INPUT DATA ->

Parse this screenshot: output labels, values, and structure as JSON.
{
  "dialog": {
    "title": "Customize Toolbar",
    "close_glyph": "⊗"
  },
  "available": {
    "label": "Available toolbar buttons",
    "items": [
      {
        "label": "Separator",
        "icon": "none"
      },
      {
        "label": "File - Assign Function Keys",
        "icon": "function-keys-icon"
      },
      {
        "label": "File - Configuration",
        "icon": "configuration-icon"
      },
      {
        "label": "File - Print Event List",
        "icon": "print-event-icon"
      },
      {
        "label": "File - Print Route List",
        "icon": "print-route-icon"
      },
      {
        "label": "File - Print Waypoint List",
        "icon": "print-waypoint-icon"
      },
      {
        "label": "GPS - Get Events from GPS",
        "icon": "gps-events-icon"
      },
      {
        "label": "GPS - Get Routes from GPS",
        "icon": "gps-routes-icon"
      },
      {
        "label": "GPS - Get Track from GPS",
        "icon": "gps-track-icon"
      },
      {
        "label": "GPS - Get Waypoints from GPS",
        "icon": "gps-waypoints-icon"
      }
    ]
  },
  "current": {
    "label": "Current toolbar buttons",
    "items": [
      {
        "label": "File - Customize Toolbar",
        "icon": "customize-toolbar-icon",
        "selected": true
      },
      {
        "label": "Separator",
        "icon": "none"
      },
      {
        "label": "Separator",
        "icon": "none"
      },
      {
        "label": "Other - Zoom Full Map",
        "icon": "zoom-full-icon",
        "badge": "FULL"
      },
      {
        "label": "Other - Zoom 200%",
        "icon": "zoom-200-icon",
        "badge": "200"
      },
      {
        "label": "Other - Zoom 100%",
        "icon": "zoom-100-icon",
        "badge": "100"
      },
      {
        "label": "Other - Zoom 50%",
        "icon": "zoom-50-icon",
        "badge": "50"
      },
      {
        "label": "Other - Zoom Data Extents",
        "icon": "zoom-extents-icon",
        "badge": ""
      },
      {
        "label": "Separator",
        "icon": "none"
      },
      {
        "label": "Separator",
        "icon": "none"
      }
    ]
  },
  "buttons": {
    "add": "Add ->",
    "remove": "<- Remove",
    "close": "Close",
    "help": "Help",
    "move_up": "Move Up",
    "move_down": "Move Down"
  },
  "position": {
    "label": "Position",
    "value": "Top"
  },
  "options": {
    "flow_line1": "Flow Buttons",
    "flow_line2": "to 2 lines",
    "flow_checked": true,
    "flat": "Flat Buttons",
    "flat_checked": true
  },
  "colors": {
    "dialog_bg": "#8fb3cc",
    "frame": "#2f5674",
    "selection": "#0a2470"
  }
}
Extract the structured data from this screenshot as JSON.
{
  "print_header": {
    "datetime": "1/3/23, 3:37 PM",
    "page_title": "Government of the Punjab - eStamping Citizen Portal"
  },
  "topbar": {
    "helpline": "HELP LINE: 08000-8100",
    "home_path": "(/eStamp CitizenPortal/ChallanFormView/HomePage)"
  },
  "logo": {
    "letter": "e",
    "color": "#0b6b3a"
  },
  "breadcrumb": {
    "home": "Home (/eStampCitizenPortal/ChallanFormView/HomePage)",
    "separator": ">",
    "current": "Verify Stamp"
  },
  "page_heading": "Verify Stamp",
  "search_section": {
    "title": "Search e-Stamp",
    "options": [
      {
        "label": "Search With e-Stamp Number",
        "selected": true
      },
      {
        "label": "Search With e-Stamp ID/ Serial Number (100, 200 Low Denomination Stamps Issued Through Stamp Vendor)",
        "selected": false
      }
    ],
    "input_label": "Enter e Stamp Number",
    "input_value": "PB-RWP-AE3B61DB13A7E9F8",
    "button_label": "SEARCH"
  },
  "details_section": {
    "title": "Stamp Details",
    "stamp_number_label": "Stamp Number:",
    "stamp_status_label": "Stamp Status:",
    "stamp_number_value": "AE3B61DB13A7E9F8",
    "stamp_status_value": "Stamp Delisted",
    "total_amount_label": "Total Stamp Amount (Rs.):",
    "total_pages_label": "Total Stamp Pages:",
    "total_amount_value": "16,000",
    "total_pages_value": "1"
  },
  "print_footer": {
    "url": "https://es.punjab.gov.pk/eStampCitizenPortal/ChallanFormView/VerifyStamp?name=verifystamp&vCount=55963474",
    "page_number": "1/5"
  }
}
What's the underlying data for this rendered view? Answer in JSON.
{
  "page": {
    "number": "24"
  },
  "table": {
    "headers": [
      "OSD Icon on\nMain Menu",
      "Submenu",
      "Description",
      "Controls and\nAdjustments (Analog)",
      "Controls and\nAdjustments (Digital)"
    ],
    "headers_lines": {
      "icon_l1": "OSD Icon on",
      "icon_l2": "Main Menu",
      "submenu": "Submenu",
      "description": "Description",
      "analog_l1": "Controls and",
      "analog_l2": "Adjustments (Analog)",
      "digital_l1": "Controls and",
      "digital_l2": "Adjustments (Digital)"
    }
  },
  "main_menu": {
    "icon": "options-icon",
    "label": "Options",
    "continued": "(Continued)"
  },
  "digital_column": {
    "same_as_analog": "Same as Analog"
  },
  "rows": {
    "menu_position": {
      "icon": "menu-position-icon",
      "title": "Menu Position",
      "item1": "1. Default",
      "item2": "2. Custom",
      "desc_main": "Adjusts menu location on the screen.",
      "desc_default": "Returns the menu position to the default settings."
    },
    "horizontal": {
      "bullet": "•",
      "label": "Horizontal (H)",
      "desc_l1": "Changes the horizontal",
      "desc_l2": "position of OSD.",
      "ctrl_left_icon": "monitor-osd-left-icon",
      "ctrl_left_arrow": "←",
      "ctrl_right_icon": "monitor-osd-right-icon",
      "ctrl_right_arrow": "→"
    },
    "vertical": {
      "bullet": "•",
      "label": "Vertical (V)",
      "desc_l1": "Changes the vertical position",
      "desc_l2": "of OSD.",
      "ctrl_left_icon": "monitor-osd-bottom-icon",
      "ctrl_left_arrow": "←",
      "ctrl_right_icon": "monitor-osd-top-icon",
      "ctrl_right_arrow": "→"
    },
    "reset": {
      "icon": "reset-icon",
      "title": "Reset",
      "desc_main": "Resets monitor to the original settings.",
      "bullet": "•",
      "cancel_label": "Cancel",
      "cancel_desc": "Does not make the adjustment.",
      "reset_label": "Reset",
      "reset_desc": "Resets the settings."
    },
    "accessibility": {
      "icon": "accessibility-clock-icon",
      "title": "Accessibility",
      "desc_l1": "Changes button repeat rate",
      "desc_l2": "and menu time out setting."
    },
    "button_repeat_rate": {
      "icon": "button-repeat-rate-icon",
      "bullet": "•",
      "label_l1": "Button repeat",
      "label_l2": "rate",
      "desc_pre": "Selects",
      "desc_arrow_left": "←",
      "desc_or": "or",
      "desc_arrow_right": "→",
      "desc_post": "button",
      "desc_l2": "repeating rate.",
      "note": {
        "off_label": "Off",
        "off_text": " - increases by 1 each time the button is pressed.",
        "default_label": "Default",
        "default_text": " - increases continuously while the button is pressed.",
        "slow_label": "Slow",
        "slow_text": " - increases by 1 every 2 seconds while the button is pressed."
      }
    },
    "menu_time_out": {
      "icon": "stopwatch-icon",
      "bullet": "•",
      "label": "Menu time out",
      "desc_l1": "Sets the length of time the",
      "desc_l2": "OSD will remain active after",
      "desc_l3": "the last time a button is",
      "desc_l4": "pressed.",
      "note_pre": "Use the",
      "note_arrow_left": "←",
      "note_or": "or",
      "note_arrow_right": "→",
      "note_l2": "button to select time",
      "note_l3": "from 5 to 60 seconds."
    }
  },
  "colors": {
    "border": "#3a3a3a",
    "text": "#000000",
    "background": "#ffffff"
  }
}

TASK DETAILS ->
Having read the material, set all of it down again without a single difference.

EXERCISE ANSWER ->
Parse this screenshot: output labels, values, and structure as JSON.
{
  "dialog": {
    "title": "Customize Toolbar",
    "close_glyph": "⊗"
  },
  "available": {
    "label": "Available toolbar buttons",
    "items": [
      {
        "label": "Separator",
        "icon": "none"
      },
      {
        "label": "File - Assign Function Keys",
        "icon": "function-keys-icon"
      },
      {
        "label": "File - Configuration",
        "icon": "configuration-icon"
      },
      {
        "label": "File - Print Event List",
        "icon": "print-event-icon"
      },
      {
        "label": "File - Print Route List",
        "icon": "print-route-icon"
      },
      {
        "label": "File - Print Waypoint List",
        "icon": "print-waypoint-icon"
      },
      {
        "label": "GPS - Get Events from GPS",
        "icon": "gps-events-icon"
      },
      {
        "label": "GPS - Get Routes from GPS",
        "icon": "gps-routes-icon"
      },
      {
        "label": "GPS - Get Track from GPS",
        "icon": "gps-track-icon"
      },
      {
        "label": "GPS - Get Waypoints from GPS",
        "icon": "gps-waypoints-icon"
      }
    ]
  },
  "current": {
    "label": "Current toolbar buttons",
    "items": [
      {
        "label": "File - Customize Toolbar",
        "icon": "customize-toolbar-icon",
        "selected": true
      },
      {
        "label": "Separator",
        "icon": "none"
      },
      {
        "label": "Separator",
        "icon": "none"
      },
      {
        "label": "Other - Zoom Full Map",
        "icon": "zoom-full-icon",
        "badge": "FULL"
      },
      {
        "label": "Other - Zoom 200%",
        "icon": "zoom-200-icon",
        "badge": "200"
      },
      {
        "label": "Other - Zoom 100%",
        "icon": "zoom-100-icon",
        "badge": "100"
      },
      {
        "label": "Other - Zoom 50%",
        "icon": "zoom-50-icon",
        "badge": "50"
      },
      {
        "label": "Other - Zoom Data Extents",
        "icon": "zoom-extents-icon",
        "badge": ""
      },
      {
        "label": "Separator",
        "icon": "none"
      },
      {
        "label": "Separator",
        "icon": "none"
      }
    ]
  },
  "buttons": {
    "add": "Add ->",
    "remove": "<- Remove",
    "close": "Close",
    "help": "Help",
    "move_up": "Move Up",
    "move_down": "Move Down"
  },
  "position": {
    "label": "Position",
    "value": "Top"
  },
  "options": {
    "flow_line1": "Flow Buttons",
    "flow_line2": "to 2 lines",
    "flow_checked": true,
    "flat": "Flat Buttons",
    "flat_checked": true
  },
  "colors": {
    "dialog_bg": "#8fb3cc",
    "frame": "#2f5674",
    "selection": "#0a2470"
  }
}
Extract the structured data from this screenshot as JSON.
{
  "print_header": {
    "datetime": "1/3/23, 3:37 PM",
    "page_title": "Government of the Punjab - eStamping Citizen Portal"
  },
  "topbar": {
    "helpline": "HELP LINE: 08000-8100",
    "home_path": "(/eStamp CitizenPortal/ChallanFormView/HomePage)"
  },
  "logo": {
    "letter": "e",
    "color": "#0b6b3a"
  },
  "breadcrumb": {
    "home": "Home (/eStampCitizenPortal/ChallanFormView/HomePage)",
    "separator": ">",
    "current": "Verify Stamp"
  },
  "page_heading": "Verify Stamp",
  "search_section": {
    "title": "Search e-Stamp",
    "options": [
      {
        "label": "Search With e-Stamp Number",
        "selected": true
      },
      {
        "label": "Search With e-Stamp ID/ Serial Number (100, 200 Low Denomination Stamps Issued Through Stamp Vendor)",
        "selected": false
      }
    ],
    "input_label": "Enter e Stamp Number",
    "input_value": "PB-RWP-AE3B61DB13A7E9F8",
    "button_label": "SEARCH"
  },
  "details_section": {
    "title": "Stamp Details",
    "stamp_number_label": "Stamp Number:",
    "stamp_status_label": "Stamp Status:",
    "stamp_number_value": "AE3B61DB13A7E9F8",
    "stamp_status_value": "Stamp Delisted",
    "total_amount_label": "Total Stamp Amount (Rs.):",
    "total_pages_label": "Total Stamp Pages:",
    "total_amount_value": "16,000",
    "total_pages_value": "1"
  },
  "print_footer": {
    "url": "https://es.punjab.gov.pk/eStampCitizenPortal/ChallanFormView/VerifyStamp?name=verifystamp&vCount=55963474",
    "page_number": "1/5"
  }
}
What's the underlying data for this rendered view? Answer in JSON.
{
  "page": {
    "number": "24"
  },
  "table": {
    "headers": [
      "OSD Icon on\nMain Menu",
      "Submenu",
      "Description",
      "Controls and\nAdjustments (Analog)",
      "Controls and\nAdjustments (Digital)"
    ],
    "headers_lines": {
      "icon_l1": "OSD Icon on",
      "icon_l2": "Main Menu",
      "submenu": "Submenu",
      "description": "Description",
      "analog_l1": "Controls and",
      "analog_l2": "Adjustments (Analog)",
      "digital_l1": "Controls and",
      "digital_l2": "Adjustments (Digital)"
    }
  },
  "main_menu": {
    "icon": "options-icon",
    "label": "Options",
    "continued": "(Continued)"
  },
  "digital_column": {
    "same_as_analog": "Same as Analog"
  },
  "rows": {
    "menu_position": {
      "icon": "menu-position-icon",
      "title": "Menu Position",
      "item1": "1. Default",
      "item2": "2. Custom",
      "desc_main": "Adjusts menu location on the screen.",
      "desc_default": "Returns the menu position to the default settings."
    },
    "horizontal": {
      "bullet": "•",
      "label": "Horizontal (H)",
      "desc_l1": "Changes the horizontal",
      "desc_l2": "position of OSD.",
      "ctrl_left_icon": "monitor-osd-left-icon",
      "ctrl_left_arrow": "←",
      "ctrl_right_icon": "monitor-osd-right-icon",
      "ctrl_right_arrow": "→"
    },
    "vertical": {
      "bullet": "•",
      "label": "Vertical (V)",
      "desc_l1": "Changes the vertical position",
      "desc_l2": "of OSD.",
      "ctrl_left_icon": "monitor-osd-bottom-icon",
      "ctrl_left_arrow": "←",
      "ctrl_right_icon": "monitor-osd-top-icon",
      "ctrl_right_arrow": "→"
    },
    "reset": {
      "icon": "reset-icon",
      "title": "Reset",
      "desc_main": "Resets monitor to the original settings.",
      "bullet": "•",
      "cancel_label": "Cancel",
      "cancel_desc": "Does not make the adjustment.",
      "reset_label": "Reset",
      "reset_desc": "Resets the settings."
    },
    "accessibility": {
      "icon": "accessibility-clock-icon",
      "title": "Accessibility",
      "desc_l1": "Changes button repeat rate",
      "desc_l2": "and menu time out setting."
    },
    "button_repeat_rate": {
      "icon": "button-repeat-rate-icon",
      "bullet": "•",
      "label_l1": "Button repeat",
      "label_l2": "rate",
      "desc_pre": "Selects",
      "desc_arrow_left": "←",
      "desc_or": "or",
      "desc_arrow_right": "→",
      "desc_post": "button",
      "desc_l2": "repeating rate.",
      "note": {
        "off_label": "Off",
        "off_text": " - increases by 1 each time the button is pressed.",
        "default_label": "Default",
        "default_text": " - increases continuously while the button is pressed.",
        "slow_label": "Slow",
        "slow_text": " - increases by 1 every 2 seconds while the button is pressed."
      }
    },
    "menu_time_out": {
      "icon": "stopwatch-icon",
      "bullet": "•",
      "label": "Menu time out",
      "desc_l1": "Sets the length of time the",
      "desc_l2": "OSD will remain active after",
      "desc_l3": "the last time a button is",
      "desc_l4": "pressed.",
      "note_pre": "Use the",
      "note_arrow_left": "←",
      "note_or": "or",
      "note_arrow_right": "→",
      "note_l2": "button to select time",
      "note_l3": "from 5 to 60 seconds."
    }
  },
  "colors": {
    "border": "#3a3a3a",
    "text": "#000000",
    "background": "#ffffff"
  }
}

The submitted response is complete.